Delivering RNA Interference to the Mammalian Brain
Timothy M. Fountaine, Matthew J.A. Wood and Richard Wade-Martins
Pages 399-410 (12)
RNA interference (RNAi) is a new modality in gene therapy which can elicit down-regulation of gene expression and has enormous potential in the treatment of neurological diseases. RNAi is a conserved system through which double stranded RNA (dsRNA) guides sequence specific mRNA degradation. The RNAi apparatus may be artificially triggered by delivery of naked siRNA molecules or by plasmid-based expression of dsRNA. Before these techniques can be used as effective treatments in the brain, efficient methods of in vivo delivery must be devised. This review first describes the mechanism of RNAi, and then critically examines both viral and non-viral methods for delivery of RNAi to the mammalian brain. There have been a number of important recent publications in this field and the progress towards effective in vivo delivery of RNAi to the central nervous system is discussed. Finally, potential problems that must be considered before applying this technology to the human brain are outlined.

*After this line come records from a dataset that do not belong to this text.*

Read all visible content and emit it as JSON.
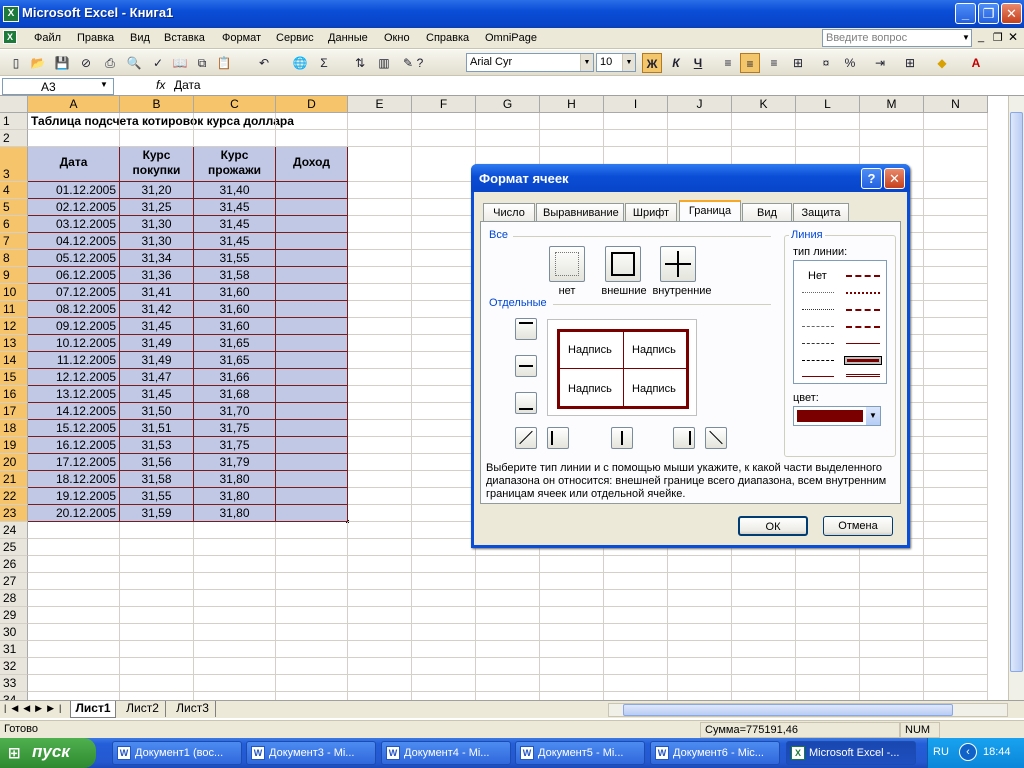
{
  "window": {
    "title": "Microsoft Excel - Книга1",
    "app_icon": "excel-icon"
  },
  "menu": {
    "items": [
      "Файл",
      "Правка",
      "Вид",
      "Вставка",
      "Формат",
      "Сервис",
      "Данные",
      "Окно",
      "Справка",
      "OmniPage"
    ],
    "ask_placeholder": "Введите вопрос"
  },
  "toolbar": {
    "font_name": "Arial Cyr",
    "font_size": "10",
    "bold_label": "Ж",
    "italic_label": "К",
    "underline_label": "Ч",
    "sum_label": "Σ",
    "percent_label": "%"
  },
  "formula_bar": {
    "name_box": "A3",
    "fx": "fx",
    "content": "Дата"
  },
  "columns": [
    "A",
    "B",
    "C",
    "D",
    "E",
    "F",
    "G",
    "H",
    "I",
    "J",
    "K",
    "L",
    "M",
    "N"
  ],
  "sheet": {
    "title_cell": "Таблица подсчета котировок курса доллара",
    "headers": [
      "Дата",
      "Курс покупки",
      "Курс прожажи",
      "Доход"
    ],
    "rows": [
      [
        "01.12.2005",
        "31,20",
        "31,40"
      ],
      [
        "02.12.2005",
        "31,25",
        "31,45"
      ],
      [
        "03.12.2005",
        "31,30",
        "31,45"
      ],
      [
        "04.12.2005",
        "31,30",
        "31,45"
      ],
      [
        "05.12.2005",
        "31,34",
        "31,55"
      ],
      [
        "06.12.2005",
        "31,36",
        "31,58"
      ],
      [
        "07.12.2005",
        "31,41",
        "31,60"
      ],
      [
        "08.12.2005",
        "31,42",
        "31,60"
      ],
      [
        "09.12.2005",
        "31,45",
        "31,60"
      ],
      [
        "10.12.2005",
        "31,49",
        "31,65"
      ],
      [
        "11.12.2005",
        "31,49",
        "31,65"
      ],
      [
        "12.12.2005",
        "31,47",
        "31,66"
      ],
      [
        "13.12.2005",
        "31,45",
        "31,68"
      ],
      [
        "14.12.2005",
        "31,50",
        "31,70"
      ],
      [
        "15.12.2005",
        "31,51",
        "31,75"
      ],
      [
        "16.12.2005",
        "31,53",
        "31,75"
      ],
      [
        "17.12.2005",
        "31,56",
        "31,79"
      ],
      [
        "18.12.2005",
        "31,58",
        "31,80"
      ],
      [
        "19.12.2005",
        "31,55",
        "31,80"
      ],
      [
        "20.12.2005",
        "31,59",
        "31,80"
      ]
    ],
    "row_numbers": [
      "1",
      "2",
      "3",
      "4",
      "5",
      "6",
      "7",
      "8",
      "9",
      "10",
      "11",
      "12",
      "13",
      "14",
      "15",
      "16",
      "17",
      "18",
      "19",
      "20",
      "21",
      "22",
      "23",
      "24",
      "25",
      "26",
      "27",
      "28",
      "29",
      "30",
      "31",
      "32",
      "33",
      "34"
    ]
  },
  "sheet_tabs": [
    "Лист1",
    "Лист2",
    "Лист3"
  ],
  "status": {
    "ready": "Готово",
    "sum": "Сумма=775191,46",
    "num": "NUM"
  },
  "taskbar": {
    "start": "пуск",
    "tasks": [
      "Документ1 (вос...",
      "Документ3 - Mi...",
      "Документ4 - Mi...",
      "Документ5 - Mi...",
      "Документ6 - Mic...",
      "Microsoft Excel -..."
    ],
    "lang": "RU",
    "time": "18:44"
  },
  "dialog": {
    "title": "Формат ячеек",
    "help": "?",
    "tabs": [
      "Число",
      "Выравнивание",
      "Шрифт",
      "Граница",
      "Вид",
      "Защита"
    ],
    "group_all": "Все",
    "preset_none": "нет",
    "preset_outline": "внешние",
    "preset_inside": "внутренние",
    "group_separate": "Отдельные",
    "preview_text": "Надпись",
    "group_line": "Линия",
    "line_type_label": "тип линии:",
    "line_none": "Нет",
    "color_label": "цвет:",
    "selected_color": "#7a0000",
    "hint": "Выберите тип линии и с помощью мыши укажите, к какой части выделенного диапазона он относится: внешней границе всего диапазона, всем внутренним границам ячеек или отдельной ячейке.",
    "ok": "ОК",
    "cancel": "Отмена"
  }
}
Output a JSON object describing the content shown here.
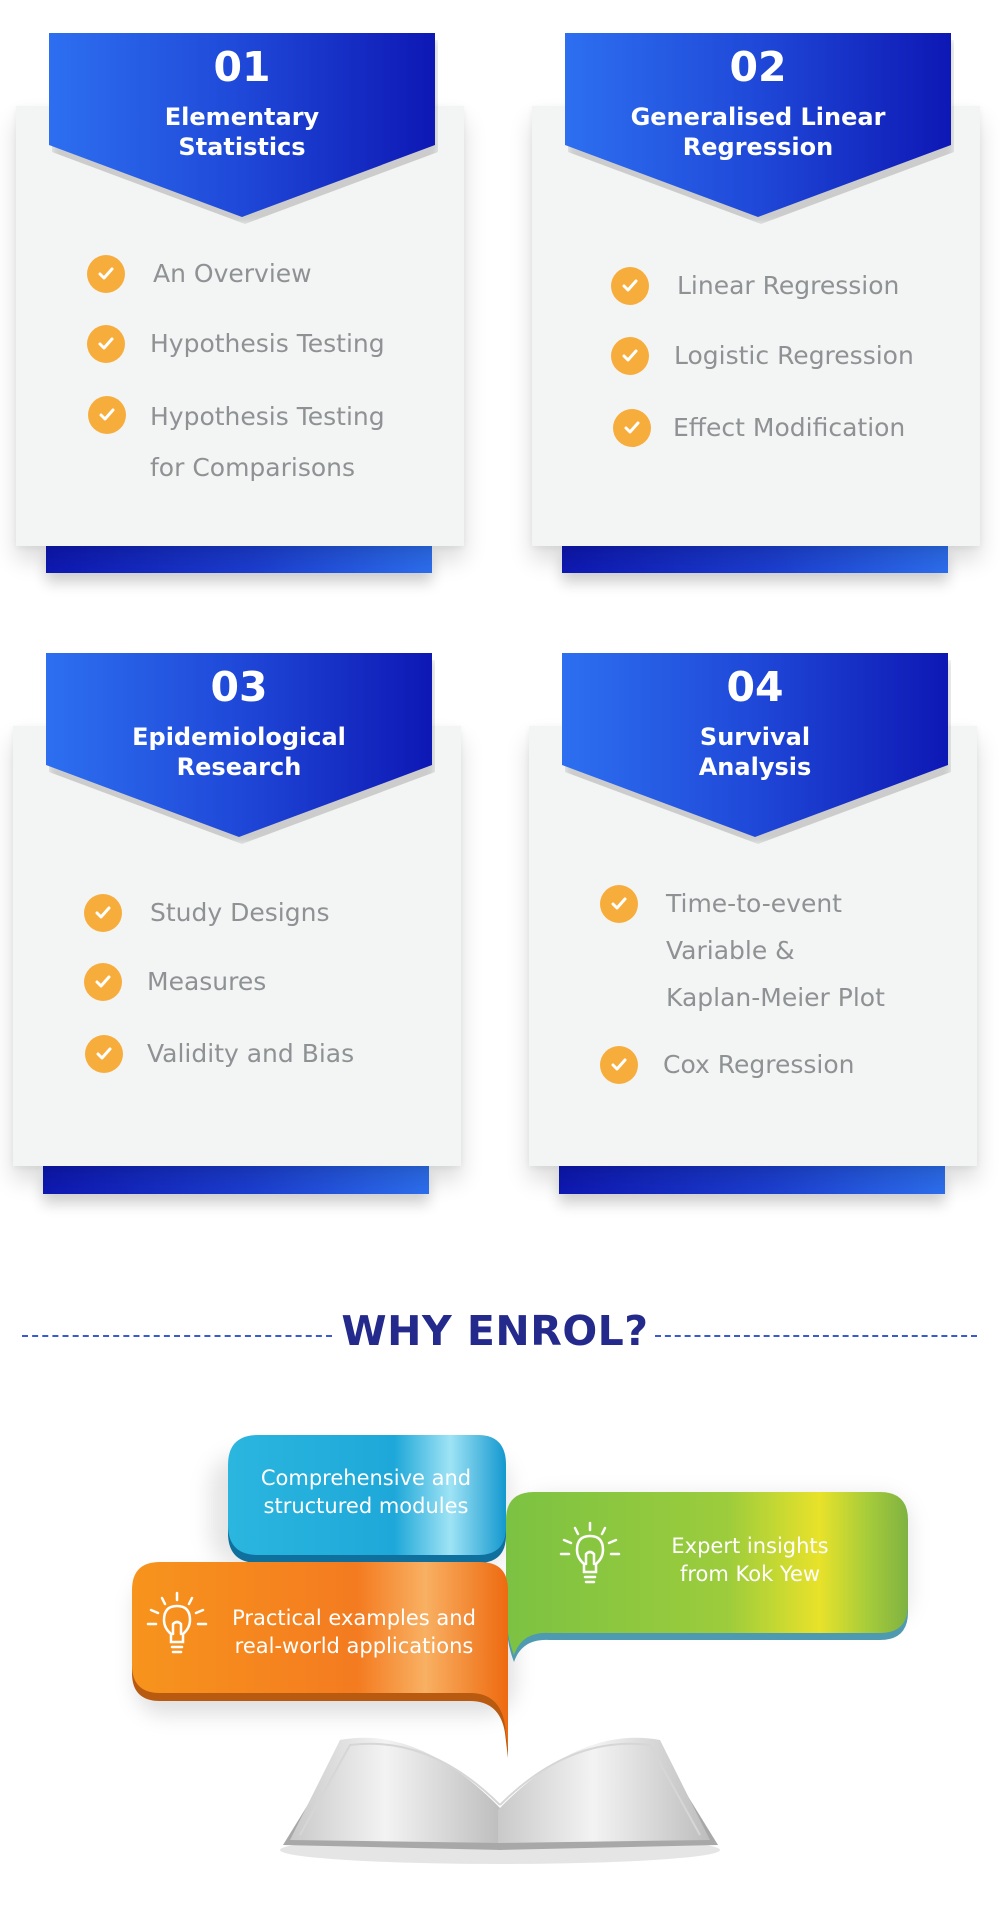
{
  "modules": [
    {
      "number": "01",
      "title": "Elementary\nStatistics",
      "items": [
        "An Overview",
        "Hypothesis Testing",
        "Hypothesis Testing\nfor Comparisons"
      ]
    },
    {
      "number": "02",
      "title": "Generalised Linear\nRegression",
      "items": [
        "Linear Regression",
        "Logistic Regression",
        "Effect Modification"
      ]
    },
    {
      "number": "03",
      "title": "Epidemiological\nResearch",
      "items": [
        "Study Designs",
        "Measures",
        "Validity and Bias"
      ]
    },
    {
      "number": "04",
      "title": "Survival\nAnalysis",
      "items": [
        "Time-to-event\nVariable &\nKaplan-Meier Plot",
        "Cox Regression"
      ]
    }
  ],
  "why": {
    "title": "WHY ENROL?",
    "bubbles": [
      {
        "text": "Comprehensive and\nstructured modules",
        "color": "#22b4dc"
      },
      {
        "text": "Expert insights\nfrom Kok Yew",
        "color": "#8cc63f",
        "icon": "lightbulb-icon"
      },
      {
        "text": "Practical examples and\nreal-world applications",
        "color": "#f47b20",
        "icon": "lightbulb-icon"
      }
    ],
    "illustration": "open-book"
  },
  "colors": {
    "banner_light": "#2d6ff0",
    "banner_dark": "#0e18b4",
    "check": "#f7ad3c",
    "item_text": "#8f9294",
    "card_bg": "#f3f4f4",
    "heading": "#242a8c"
  }
}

gene expression, caenorhabditis elegans, nuclear envelope transporter, drosophila melanogaster, dna plasmids, interferon
Wellcome Trust Centre For Human Genetics, University of Oxford, Roosevelt Drive, Oxford OX37BN,U.K.